They defended (word used loosely) the ball screen at times as though they'd never seen it before. They looked like a team still stinging from a last second, halfcourt shot that eventually beat them at Wisconsin, and hung over from the hangover, a blowout loss at Michigan State Tuesday night. And yet Michigan's young basketball team still has all of its goals in front of it heading into a week off following a 79-71 win over Penn State.
At the same time, the Wolverines are starting to resemble last year's team down the stretch - playing on tired legs, lacking confidence and, too often, a one-man show with sophomore point guard Trey Burke handling the scoring load (29 points), adding five assists against no turnovers.
The way they played Sunday, they probably wouldn't have won any of the remaining games on the schedule.
"It's like a déjà vu of our Nebraska game, when they came in here and we had some adversity in the game," head coach John Beilein said. "We had to battle through it, we had to make foul shots and do some things - frankly, stuff that we probably need this time from the standpoint that last week was such a difficult week for our kids - just to try to bounce back."
They fell behind by nine, consistently giving up the paint and getting outrebounded, outfought for loose balls. A sellout crowd anxious to celebrate and relax following the Crisler Center rededication ceremony instead was on pins and needles throughout, watching the winless (in the conference) Nittany Lions make run after run when U-M seemed primed to blow it open.
Some left wondering if U-M had peaked too soon, or if they'd win another game this year.
In truth, this one followed the Big Ten script. All five of the Big Ten's contenders have struggled with lesser opponents this year, some at home, some on the road. Those lamenting the tight ones early in the year - Michigan State, for one, which seems to have found its groove but has struggled in a number of games - barely remember them now.
Others that looked like contenders have come back to reality, like Ohio State, which was blown out at Wisconsin Sunday and now has five conference losses with a handful of tough games remaining. The Badgers are the only remaining contender with a more favorable slate than U-M, which played the toughest scheduled through 12 games and should have emerged 9-3.

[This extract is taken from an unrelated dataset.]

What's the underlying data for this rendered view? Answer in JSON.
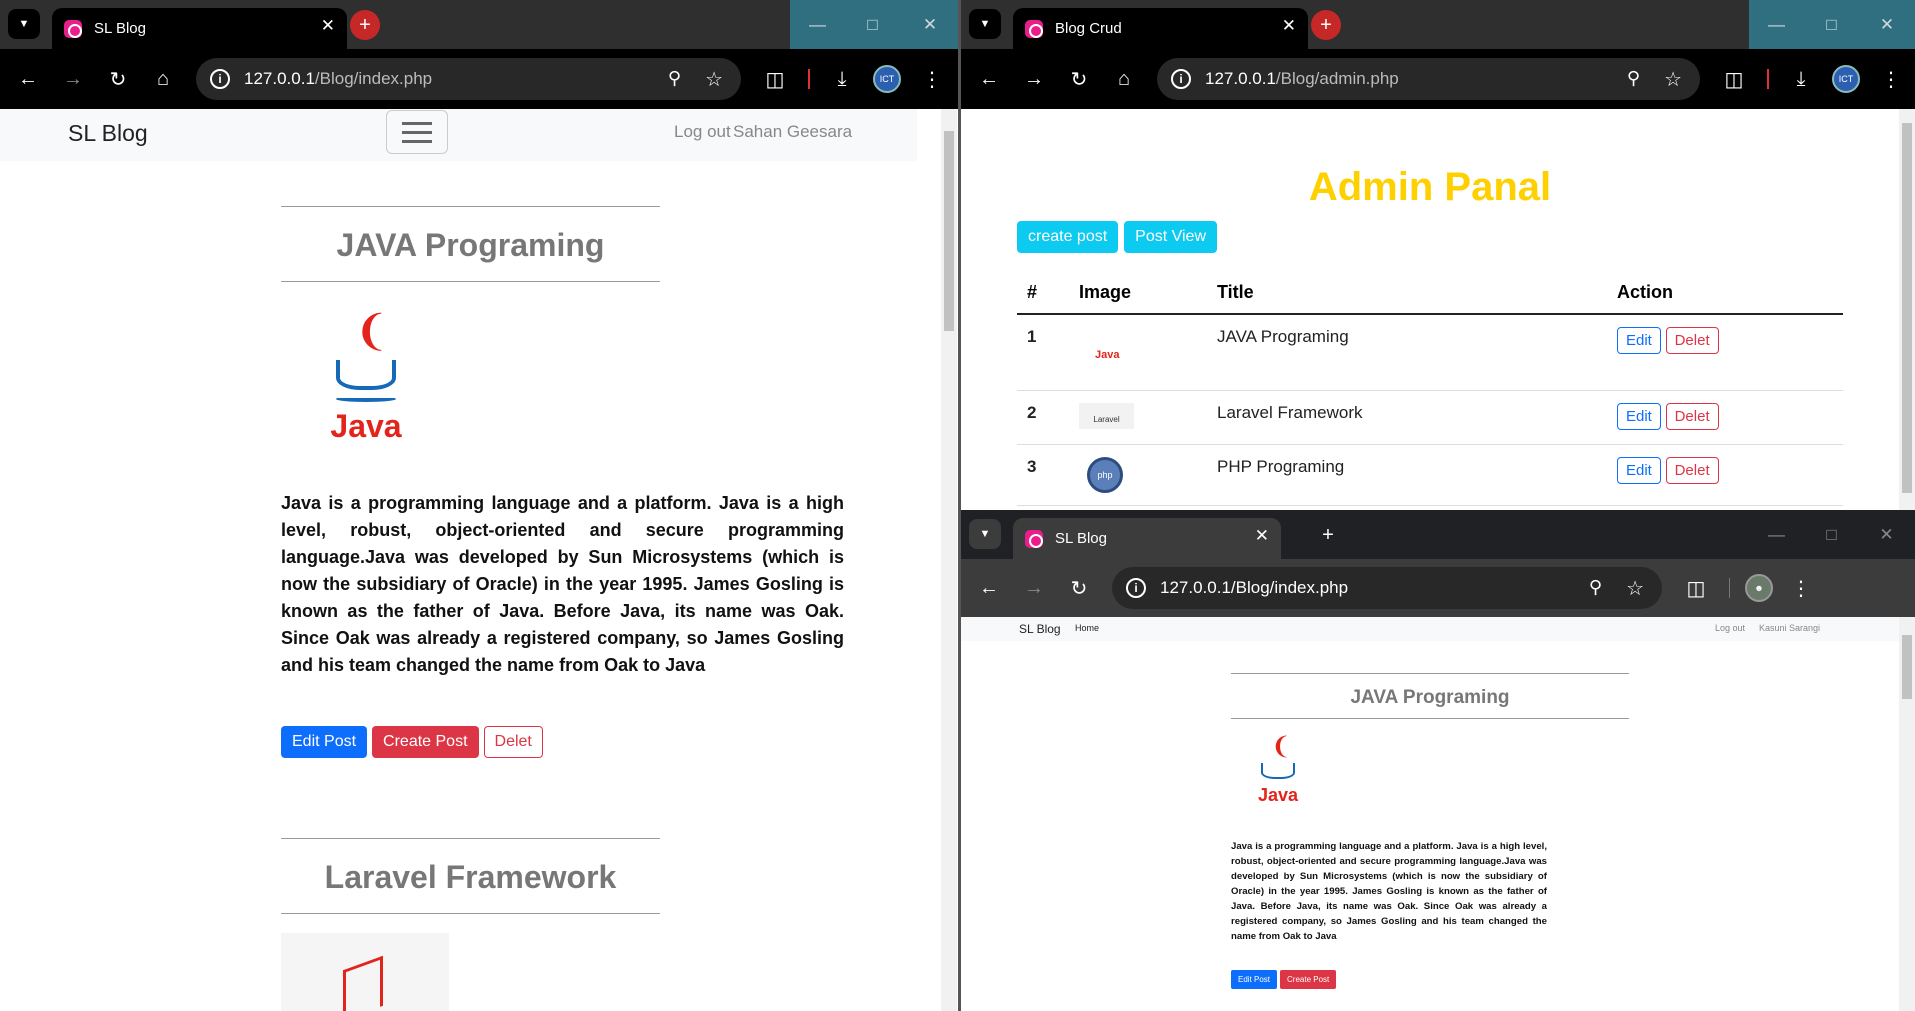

Lest we forget, the Wolverines are still 22-4 and only two games back in the Big Ten race and get the two conference leaders, Michigan State and Indiana, at home.
"We just needed to win any way possible - one point, two points, 33 points, it didn't make a difference," Beilein said. "We just needed a 'W,' and to do it the way we did was a silver lining."
They sloshed one out, making tough shots while giving up easy counters on the other end and closing it out with free throws (four each from Burke and Glenn Robinson III (21 points, 10 rebounds). It wasn't pretty, but it wasn't all bad, either. Robinson III found his groove, and freshman Nik Stauskas rallied for 18 points after missing his first three triples, all good looks.
They'll get more rest this week before Sunday's game with Illinois, a chance to get their legs back.
"We'll get healthy [Monday], have a little mini-camp Tuesday and Wednesday then have another day off Thursday for most of our guys," Beilein said. "That way, we get guys two days of rest this week."
That will give players like redshirt junior big man Jordan Morgan, nursing an ankle injury that still slowed him Sunday, time to recover, and the freshmen a chance to get their second wind.
There's still plenty of talent and enough time to do some special things with the nation's third-youngest team, after all, and plenty incentive to counterpunch against two of the teams (MSU and Indiana) that dealt them two of their losses this year.
"We haven't lost our swagger," Stauskas insisted.
We'll find out soon enough.